» **Task item**: Reproduce the listing below in full and exactly; no pictures belong in the copy.
━━━ Exercise inputs ━━━
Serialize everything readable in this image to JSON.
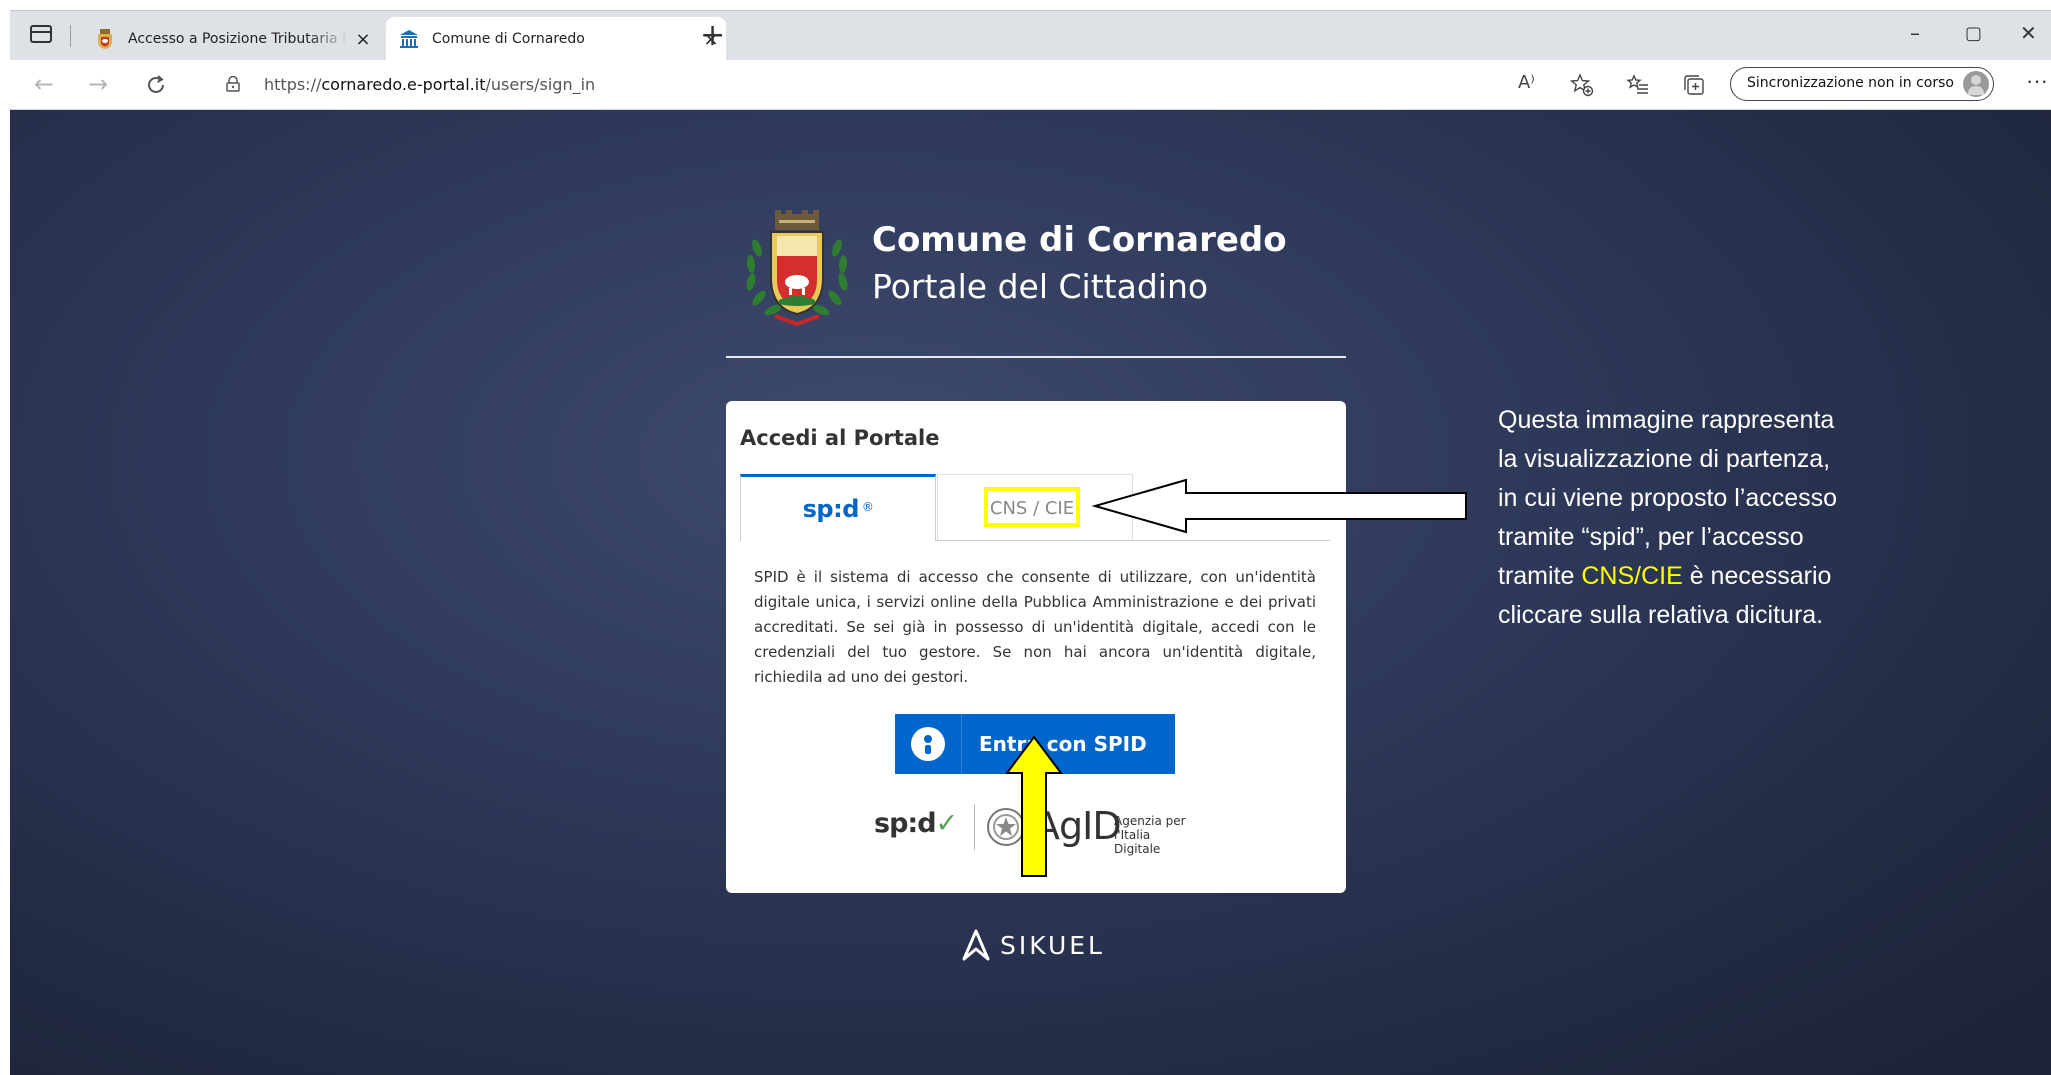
{
  "browser": {
    "tabs": [
      {
        "title": "Accesso a Posizione Tributaria Pe",
        "active": false,
        "favicon": "crest-icon"
      },
      {
        "title": "Comune di Cornaredo",
        "active": true,
        "favicon": "bank-icon"
      }
    ],
    "new_tab_symbol": "+",
    "close_symbol": "×",
    "window_controls": {
      "minimize": "–",
      "maximize": "▢",
      "close": "✕"
    },
    "address": {
      "prefix": "https://",
      "host": "cornaredo.e-portal.it",
      "path": "/users/sign_in"
    },
    "sync_label": "Sincronizzazione non in corso",
    "more_symbol": "···",
    "read_aloud_symbol": "A⁾"
  },
  "brand": {
    "title": "Comune di Cornaredo",
    "subtitle": "Portale del Cittadino"
  },
  "login": {
    "heading": "Accedi al Portale",
    "tabs": [
      {
        "label": "spid",
        "active": true
      },
      {
        "label": "CNS / CIE",
        "active": false
      }
    ],
    "description": "SPID è il sistema di accesso che consente di utilizzare, con un'identità digitale unica, i servizi online della Pubblica Amministrazione e dei privati accreditati. Se sei già in possesso di un'identità digitale, accedi con le credenziali del tuo gestore. Se non hai ancora un'identità digitale, richiedila ad uno dei gestori.",
    "button_label": "Entra con SPID",
    "logos": {
      "spid": "sp:d",
      "agid": "AgID",
      "agid_sub_1": "Agenzia per",
      "agid_sub_2": "l'Italia Digitale"
    }
  },
  "footer": {
    "brand": "SIKUEL"
  },
  "annotation": {
    "line1": "Questa immagine rappresenta",
    "line2": "la visualizzazione di partenza,",
    "line3": "in cui viene proposto l’accesso",
    "line4": "tramite “spid”, per l’accesso",
    "line5_pre": "tramite ",
    "line5_hl": "CNS/CIE",
    "line5_post": " è necessario",
    "line6": "cliccare sulla relativa dicitura."
  },
  "colors": {
    "spid_blue": "#0066cc",
    "highlight_yellow": "#ffff00",
    "page_background": "#2f3a5b"
  }
}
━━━
» **Finished task**:
Serialize everything readable in this image to JSON.
{
  "browser": {
    "tabs": [
      {
        "title": "Accesso a Posizione Tributaria Pe",
        "active": false,
        "favicon": "crest-icon"
      },
      {
        "title": "Comune di Cornaredo",
        "active": true,
        "favicon": "bank-icon"
      }
    ],
    "new_tab_symbol": "+",
    "close_symbol": "×",
    "window_controls": {
      "minimize": "–",
      "maximize": "▢",
      "close": "✕"
    },
    "address": {
      "prefix": "https://",
      "host": "cornaredo.e-portal.it",
      "path": "/users/sign_in"
    },
    "sync_label": "Sincronizzazione non in corso",
    "more_symbol": "···",
    "read_aloud_symbol": "A⁾"
  },
  "brand": {
    "title": "Comune di Cornaredo",
    "subtitle": "Portale del Cittadino"
  },
  "login": {
    "heading": "Accedi al Portale",
    "tabs": [
      {
        "label": "spid",
        "active": true
      },
      {
        "label": "CNS / CIE",
        "active": false
      }
    ],
    "description": "SPID è il sistema di accesso che consente di utilizzare, con un'identità digitale unica, i servizi online della Pubblica Amministrazione e dei privati accreditati. Se sei già in possesso di un'identità digitale, accedi con le credenziali del tuo gestore. Se non hai ancora un'identità digitale, richiedila ad uno dei gestori.",
    "button_label": "Entra con SPID",
    "logos": {
      "spid": "sp:d",
      "agid": "AgID",
      "agid_sub_1": "Agenzia per",
      "agid_sub_2": "l'Italia Digitale"
    }
  },
  "footer": {
    "brand": "SIKUEL"
  },
  "annotation": {
    "line1": "Questa immagine rappresenta",
    "line2": "la visualizzazione di partenza,",
    "line3": "in cui viene proposto l’accesso",
    "line4": "tramite “spid”, per l’accesso",
    "line5_pre": "tramite ",
    "line5_hl": "CNS/CIE",
    "line5_post": " è necessario",
    "line6": "cliccare sulla relativa dicitura."
  },
  "colors": {
    "spid_blue": "#0066cc",
    "highlight_yellow": "#ffff00",
    "page_background": "#2f3a5b"
  }
}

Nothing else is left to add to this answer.